Web page and app entries:
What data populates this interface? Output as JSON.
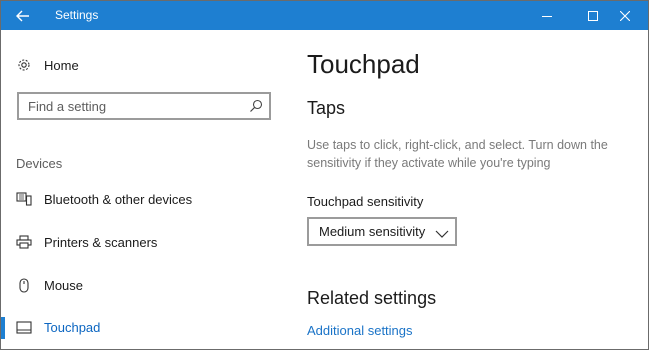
{
  "window": {
    "title": "Settings",
    "accent": "#1e7fd1",
    "controls": [
      "minimize-icon",
      "maximize-icon",
      "close-icon"
    ]
  },
  "sidebar": {
    "home_label": "Home",
    "search_placeholder": "Find a setting",
    "section_label": "Devices",
    "items": [
      {
        "label": "Bluetooth & other devices",
        "icon": "bluetooth-devices-icon"
      },
      {
        "label": "Printers & scanners",
        "icon": "printer-icon"
      },
      {
        "label": "Mouse",
        "icon": "mouse-icon"
      },
      {
        "label": "Touchpad",
        "icon": "touchpad-icon",
        "active": true
      }
    ]
  },
  "main": {
    "title": "Touchpad",
    "taps_heading": "Taps",
    "taps_description": "Use taps to click, right-click, and select. Turn down the sensitivity if they activate while you're typing",
    "sensitivity_label": "Touchpad sensitivity",
    "sensitivity_value": "Medium sensitivity",
    "related_heading": "Related settings",
    "additional_link": "Additional settings"
  }
}
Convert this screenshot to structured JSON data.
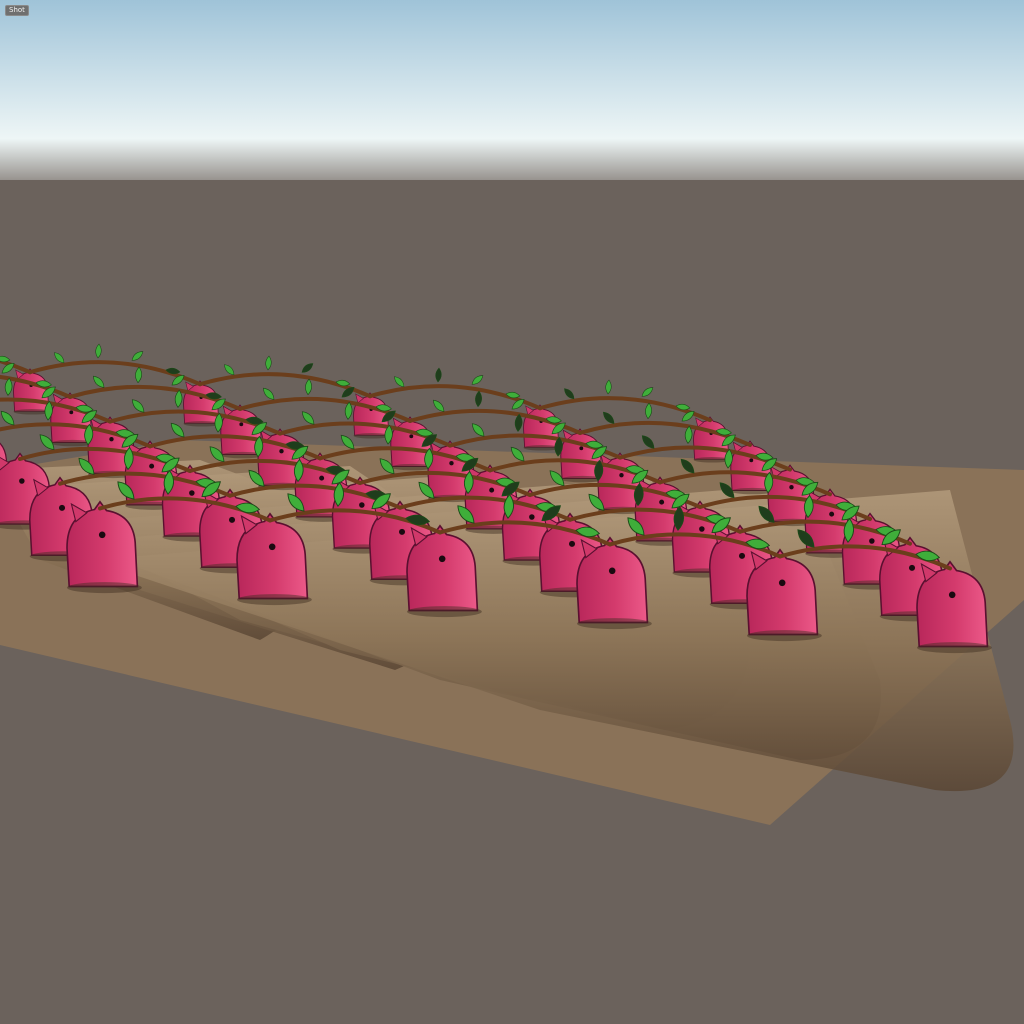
{
  "toolbar": {
    "shot_label": "Shot"
  },
  "scene": {
    "sky_top_color": "#9fc3d8",
    "sky_horizon_color": "#eef6f6",
    "ground_color": "#6b625c",
    "soil_color": "#8a7258",
    "ridge_color": "#937b5f",
    "creature_color": "#d0386a",
    "leaf_color": "#3fae3a",
    "vine_color": "#6b3e1c",
    "rows": 6,
    "creatures_per_row": 7
  }
}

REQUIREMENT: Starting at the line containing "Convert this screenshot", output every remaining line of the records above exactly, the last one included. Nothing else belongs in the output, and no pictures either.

EXERCISE ANSWER:
Convert this screenshot to structured JSON data.
{
  "toolbar": {
    "shot_label": "Shot"
  },
  "scene": {
    "sky_top_color": "#9fc3d8",
    "sky_horizon_color": "#eef6f6",
    "ground_color": "#6b625c",
    "soil_color": "#8a7258",
    "ridge_color": "#937b5f",
    "creature_color": "#d0386a",
    "leaf_color": "#3fae3a",
    "vine_color": "#6b3e1c",
    "rows": 6,
    "creatures_per_row": 7
  }
}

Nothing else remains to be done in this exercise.